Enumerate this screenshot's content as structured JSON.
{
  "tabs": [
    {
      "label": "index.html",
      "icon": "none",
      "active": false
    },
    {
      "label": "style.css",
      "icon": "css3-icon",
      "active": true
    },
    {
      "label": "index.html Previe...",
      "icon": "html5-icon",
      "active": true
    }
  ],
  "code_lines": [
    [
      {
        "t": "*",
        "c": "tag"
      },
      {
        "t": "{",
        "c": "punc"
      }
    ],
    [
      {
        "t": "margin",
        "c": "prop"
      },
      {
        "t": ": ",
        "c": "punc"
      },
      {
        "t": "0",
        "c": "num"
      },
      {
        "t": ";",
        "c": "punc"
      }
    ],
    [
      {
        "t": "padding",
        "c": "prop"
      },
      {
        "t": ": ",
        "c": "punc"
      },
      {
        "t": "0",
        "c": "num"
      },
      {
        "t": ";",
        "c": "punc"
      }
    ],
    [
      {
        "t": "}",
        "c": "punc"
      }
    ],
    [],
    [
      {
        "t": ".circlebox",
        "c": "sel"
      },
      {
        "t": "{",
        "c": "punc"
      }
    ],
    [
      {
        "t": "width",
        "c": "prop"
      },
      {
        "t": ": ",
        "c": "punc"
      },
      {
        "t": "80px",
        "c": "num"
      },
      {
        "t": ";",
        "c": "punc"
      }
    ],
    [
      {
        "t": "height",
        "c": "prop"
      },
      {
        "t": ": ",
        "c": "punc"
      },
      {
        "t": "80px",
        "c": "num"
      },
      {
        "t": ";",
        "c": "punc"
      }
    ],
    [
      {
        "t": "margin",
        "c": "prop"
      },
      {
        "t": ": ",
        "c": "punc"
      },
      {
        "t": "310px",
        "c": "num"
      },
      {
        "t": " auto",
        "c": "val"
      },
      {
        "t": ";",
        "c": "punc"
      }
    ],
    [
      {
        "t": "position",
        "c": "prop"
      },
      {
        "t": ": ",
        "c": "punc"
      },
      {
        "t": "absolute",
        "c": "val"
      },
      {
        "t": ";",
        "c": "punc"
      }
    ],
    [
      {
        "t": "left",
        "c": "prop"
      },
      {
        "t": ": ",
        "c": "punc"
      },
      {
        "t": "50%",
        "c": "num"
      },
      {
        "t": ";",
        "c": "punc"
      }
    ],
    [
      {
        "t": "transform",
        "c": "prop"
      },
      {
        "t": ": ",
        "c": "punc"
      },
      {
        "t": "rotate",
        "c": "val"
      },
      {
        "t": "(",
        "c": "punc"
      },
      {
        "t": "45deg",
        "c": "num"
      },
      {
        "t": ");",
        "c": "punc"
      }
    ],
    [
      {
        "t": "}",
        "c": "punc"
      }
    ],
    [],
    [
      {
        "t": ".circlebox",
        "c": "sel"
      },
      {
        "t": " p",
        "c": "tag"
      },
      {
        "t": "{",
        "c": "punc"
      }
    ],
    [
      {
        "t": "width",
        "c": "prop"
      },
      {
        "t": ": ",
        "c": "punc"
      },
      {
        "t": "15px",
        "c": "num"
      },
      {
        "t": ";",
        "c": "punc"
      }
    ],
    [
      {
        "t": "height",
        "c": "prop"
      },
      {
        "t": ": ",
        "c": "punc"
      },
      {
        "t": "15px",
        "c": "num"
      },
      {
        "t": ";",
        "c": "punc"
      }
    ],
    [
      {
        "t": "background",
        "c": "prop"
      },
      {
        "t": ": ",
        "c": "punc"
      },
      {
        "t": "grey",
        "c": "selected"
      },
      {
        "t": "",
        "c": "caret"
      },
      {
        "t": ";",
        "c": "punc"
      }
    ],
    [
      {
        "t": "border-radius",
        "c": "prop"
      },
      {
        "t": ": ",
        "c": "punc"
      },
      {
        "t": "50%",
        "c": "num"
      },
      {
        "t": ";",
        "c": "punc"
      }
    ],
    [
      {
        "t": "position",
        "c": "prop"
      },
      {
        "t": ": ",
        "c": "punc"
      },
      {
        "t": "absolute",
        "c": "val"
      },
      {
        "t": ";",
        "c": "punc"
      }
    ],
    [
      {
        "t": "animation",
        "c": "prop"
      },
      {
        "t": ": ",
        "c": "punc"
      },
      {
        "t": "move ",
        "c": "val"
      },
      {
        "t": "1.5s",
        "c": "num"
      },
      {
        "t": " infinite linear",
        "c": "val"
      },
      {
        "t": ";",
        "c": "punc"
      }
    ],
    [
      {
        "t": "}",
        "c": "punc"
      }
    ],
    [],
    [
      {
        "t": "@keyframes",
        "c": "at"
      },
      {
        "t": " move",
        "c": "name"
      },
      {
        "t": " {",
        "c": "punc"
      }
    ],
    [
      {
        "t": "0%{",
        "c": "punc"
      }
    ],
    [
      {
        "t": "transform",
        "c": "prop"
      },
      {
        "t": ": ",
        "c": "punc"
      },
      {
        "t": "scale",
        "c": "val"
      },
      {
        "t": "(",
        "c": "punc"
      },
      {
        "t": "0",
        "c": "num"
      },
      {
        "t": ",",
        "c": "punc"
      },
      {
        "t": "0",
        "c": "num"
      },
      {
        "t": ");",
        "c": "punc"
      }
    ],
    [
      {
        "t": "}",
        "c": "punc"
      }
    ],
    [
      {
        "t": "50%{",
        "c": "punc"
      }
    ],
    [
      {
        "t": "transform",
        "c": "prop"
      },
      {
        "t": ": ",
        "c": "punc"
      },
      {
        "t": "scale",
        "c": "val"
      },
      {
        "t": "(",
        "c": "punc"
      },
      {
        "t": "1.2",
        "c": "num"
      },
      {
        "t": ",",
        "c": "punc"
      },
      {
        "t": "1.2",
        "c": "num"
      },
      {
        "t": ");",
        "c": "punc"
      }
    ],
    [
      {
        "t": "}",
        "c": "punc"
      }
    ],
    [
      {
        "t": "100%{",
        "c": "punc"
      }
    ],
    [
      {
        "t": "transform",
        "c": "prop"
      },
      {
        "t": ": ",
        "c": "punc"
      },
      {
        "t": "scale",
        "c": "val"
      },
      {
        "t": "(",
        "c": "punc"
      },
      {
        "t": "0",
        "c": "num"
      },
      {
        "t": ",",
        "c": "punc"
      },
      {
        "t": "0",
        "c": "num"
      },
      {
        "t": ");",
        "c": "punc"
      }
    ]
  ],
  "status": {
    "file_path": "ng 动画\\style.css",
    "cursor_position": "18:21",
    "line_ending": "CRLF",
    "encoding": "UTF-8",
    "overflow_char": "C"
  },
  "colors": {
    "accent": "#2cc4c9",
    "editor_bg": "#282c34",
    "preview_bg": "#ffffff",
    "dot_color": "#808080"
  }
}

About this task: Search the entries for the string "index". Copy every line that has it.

Solution to this task:
      "label": "index.html",
      "label": "index.html Previe...",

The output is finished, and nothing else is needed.